§ WHAT YOU WILL DO:
Return each of the entries below precisely, with no pictures in the result.

Items from a data source
········

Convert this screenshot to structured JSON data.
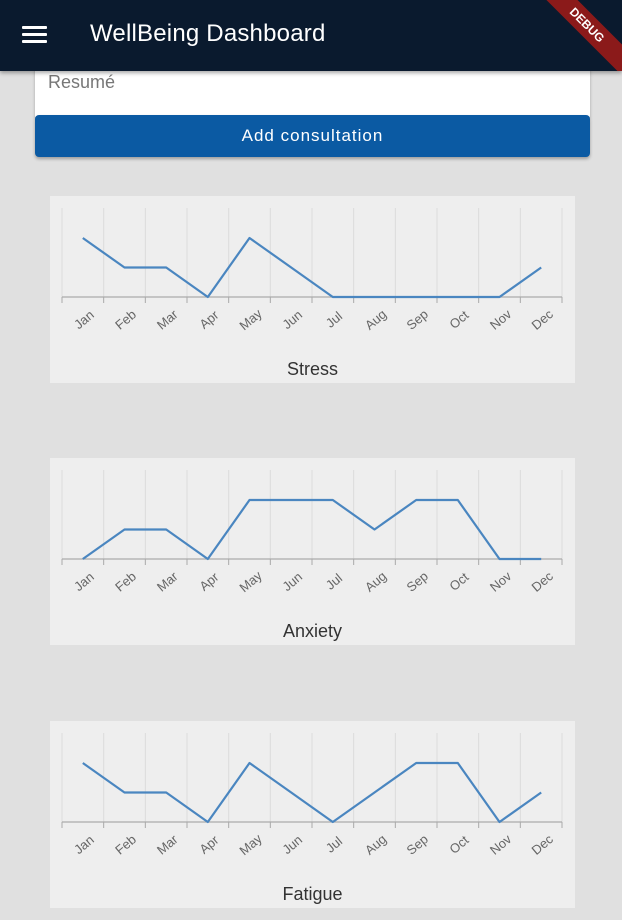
{
  "appbar": {
    "title": "WellBeing Dashboard",
    "menu_icon": "menu-icon",
    "debug_label": "DEBUG",
    "background": "#0a1a2e"
  },
  "form": {
    "resume_placeholder": "Resumé",
    "add_button_label": "Add consultation",
    "button_color": "#0b5aa3"
  },
  "chart_data": [
    {
      "type": "line",
      "title": "Stress",
      "categories": [
        "Jan",
        "Feb",
        "Mar",
        "Apr",
        "May",
        "Jun",
        "Jul",
        "Aug",
        "Sep",
        "Oct",
        "Nov",
        "Dec"
      ],
      "values": [
        2,
        1,
        1,
        0,
        2,
        1,
        0,
        0,
        0,
        0,
        0,
        1
      ],
      "ylim": [
        0,
        2.2
      ],
      "grid": true,
      "line_color": "#4a86c0"
    },
    {
      "type": "line",
      "title": "Anxiety",
      "categories": [
        "Jan",
        "Feb",
        "Mar",
        "Apr",
        "May",
        "Jun",
        "Jul",
        "Aug",
        "Sep",
        "Oct",
        "Nov",
        "Dec"
      ],
      "values": [
        0,
        1,
        1,
        0,
        2,
        2,
        2,
        1,
        2,
        2,
        0,
        0
      ],
      "ylim": [
        0,
        2.2
      ],
      "grid": true,
      "line_color": "#4a86c0"
    },
    {
      "type": "line",
      "title": "Fatigue",
      "categories": [
        "Jan",
        "Feb",
        "Mar",
        "Apr",
        "May",
        "Jun",
        "Jul",
        "Aug",
        "Sep",
        "Oct",
        "Nov",
        "Dec"
      ],
      "values": [
        2,
        1,
        1,
        0,
        2,
        1,
        0,
        1,
        2,
        2,
        0,
        1
      ],
      "ylim": [
        0,
        2.2
      ],
      "grid": true,
      "line_color": "#4a86c0"
    }
  ]
}
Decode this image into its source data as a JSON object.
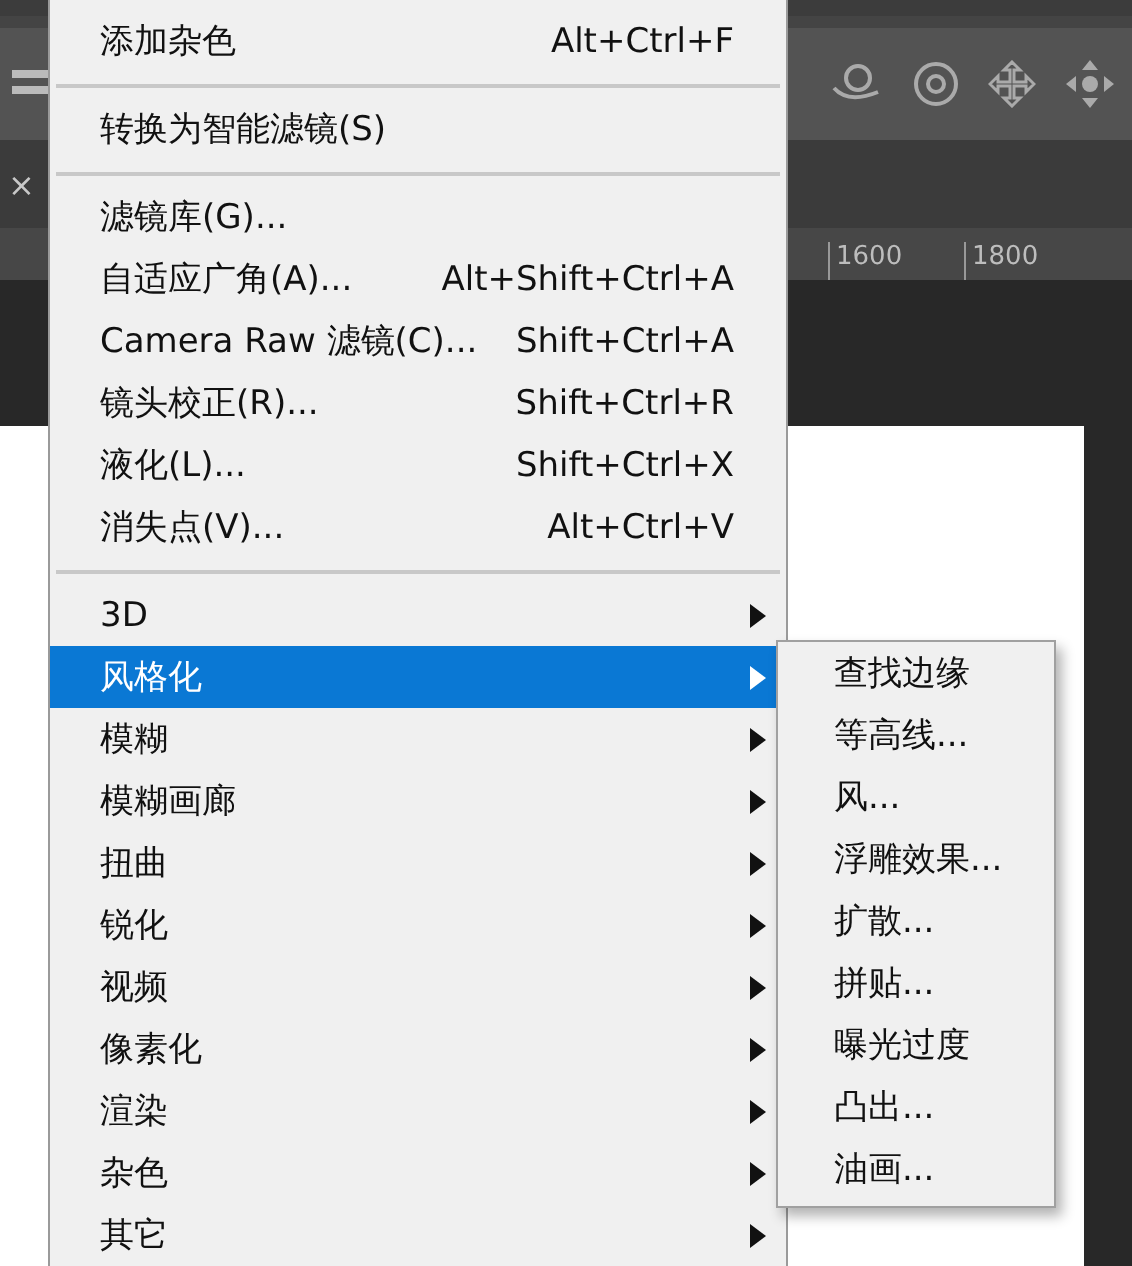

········

§ RESULT FOR THIS EXERCISE:
Convert this screenshot to structured JSON data.
{
  "appbar": {
    "title": "WellBeing Dashboard",
    "menu_icon": "menu-icon",
    "debug_label": "DEBUG",
    "background": "#0a1a2e"
  },
  "form": {
    "resume_placeholder": "Resumé",
    "add_button_label": "Add consultation",
    "button_color": "#0b5aa3"
  },
  "chart_data": [
    {
      "type": "line",
      "title": "Stress",
      "categories": [
        "Jan",
        "Feb",
        "Mar",
        "Apr",
        "May",
        "Jun",
        "Jul",
        "Aug",
        "Sep",
        "Oct",
        "Nov",
        "Dec"
      ],
      "values": [
        2,
        1,
        1,
        0,
        2,
        1,
        0,
        0,
        0,
        0,
        0,
        1
      ],
      "ylim": [
        0,
        2.2
      ],
      "grid": true,
      "line_color": "#4a86c0"
    },
    {
      "type": "line",
      "title": "Anxiety",
      "categories": [
        "Jan",
        "Feb",
        "Mar",
        "Apr",
        "May",
        "Jun",
        "Jul",
        "Aug",
        "Sep",
        "Oct",
        "Nov",
        "Dec"
      ],
      "values": [
        0,
        1,
        1,
        0,
        2,
        2,
        2,
        1,
        2,
        2,
        0,
        0
      ],
      "ylim": [
        0,
        2.2
      ],
      "grid": true,
      "line_color": "#4a86c0"
    },
    {
      "type": "line",
      "title": "Fatigue",
      "categories": [
        "Jan",
        "Feb",
        "Mar",
        "Apr",
        "May",
        "Jun",
        "Jul",
        "Aug",
        "Sep",
        "Oct",
        "Nov",
        "Dec"
      ],
      "values": [
        2,
        1,
        1,
        0,
        2,
        1,
        0,
        1,
        2,
        2,
        0,
        1
      ],
      "ylim": [
        0,
        2.2
      ],
      "grid": true,
      "line_color": "#4a86c0"
    }
  ]
}
Decode this image into its source data as a JSON object.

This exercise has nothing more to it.